Using a Google Maps Iframe Embed
Showing a Google map as an iframe embed is relatively simple. You will probably need to be comfortable with PHP to customize this further, but even without that you should be able to get it working using this tutorial. I’ve commented the code in the template to help you get what you want out of your map display.
This template is based on the single record Bootstrap template, it simply adds an extra field that shows the map. As to the basic layout of the single record display, I’ll leave to you to adjust as needed, this tutorial focuses on getting your map set up.
Google Map as a Search Result
The idea behind these simple iframe embeds is the “src” value of the iframe includes configuration and search data. The address info is supplied as the search term, and the map shows the result of that search. What this template does is take the address information contained in the record and add it to the src value of the iframe so the map shows the location. You can’t do anything fancy like set the text in the marker balloon, recolor the map, or add custom markers…this is Google Maps at it’s most basic.
In this template, there is a function that takes the address data and constructs the src value for the iframe. Other parameters (such as the zoom level and map type) are set in the function. If you want to adjust these things, you can adjust them in the function where the base values are defined like this:
$gmap_params = array( 'q' => $search, // address search 'mrt' => 'loc', // search type: loc = location, yp - business 't' => 'm', // map type: m - map, k - satellite, h - hybrid, p - terrain 'z' => 10, // zoom level: 1 - 20 'om' => 0, // overview map: 1 - show, 0 - don't show 'output' => 'embed', // output type 'f' => 'q', // search form type: q - standard, d - directions, l - local );
You can read up on what these parameters do in this post, there are several options that you will probably want to tweak, depending on what kind of locations you want to show.
To get an idea of the zoom level you want to use, it’s pretty easy to go to www.google.com/maps and set up the view you want. Then take a look at the URL. At the end, you’ll see something like “16z” which tells you the zoom level for the view. You can use that number in the template (without the z) to get the same zoom level in your single record display.
The Iframe Style
The template has a simple set of CSS rules that set the size and style of the iframe. Use these to get the map to the size you want on your single record display. The width should automatically expand to the width of the container, the height you’ll need to set to a specific value.
Here is the template code, use it like any other custom template (click the link for the details on how to set that up) and it will show the location map for any record that has valid address information. The address info is used as a search, so even incomplete information will give you at least something.
To se that up, you need to tell the template where the address information is stored in the record. At the top of the template is defined the name of the group the address fields are in. Change that to the name of the group you are using to hold your address fields. Further down, in the

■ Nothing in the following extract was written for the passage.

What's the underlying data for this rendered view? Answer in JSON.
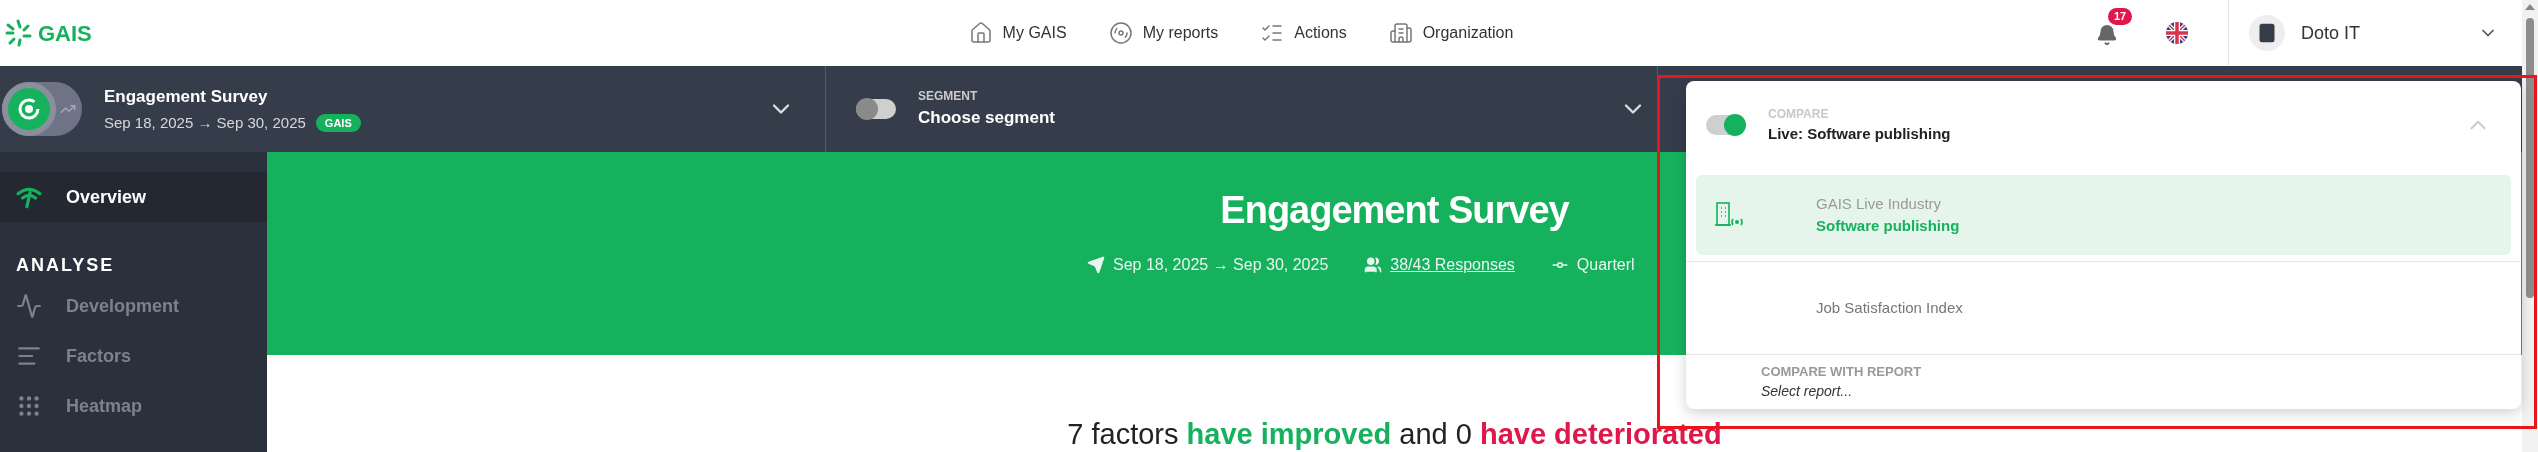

xnau_gmap_src function, is an array called
$address_fields where the list of address fields is defined. Make sure the names in this array match the names of the address fields you are using.

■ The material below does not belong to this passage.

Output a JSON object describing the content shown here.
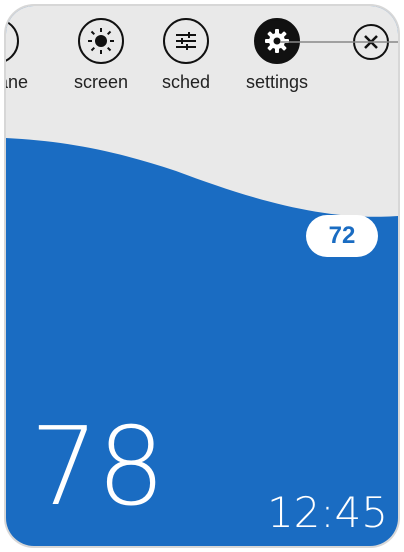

Some databases will have latitude and longitude coordinates that can be used to set the map location. You can use these values instead of the address values, just follow the customization instructions above to include the latitude and longitude (in that order…and they must be decimal) in place of the address data.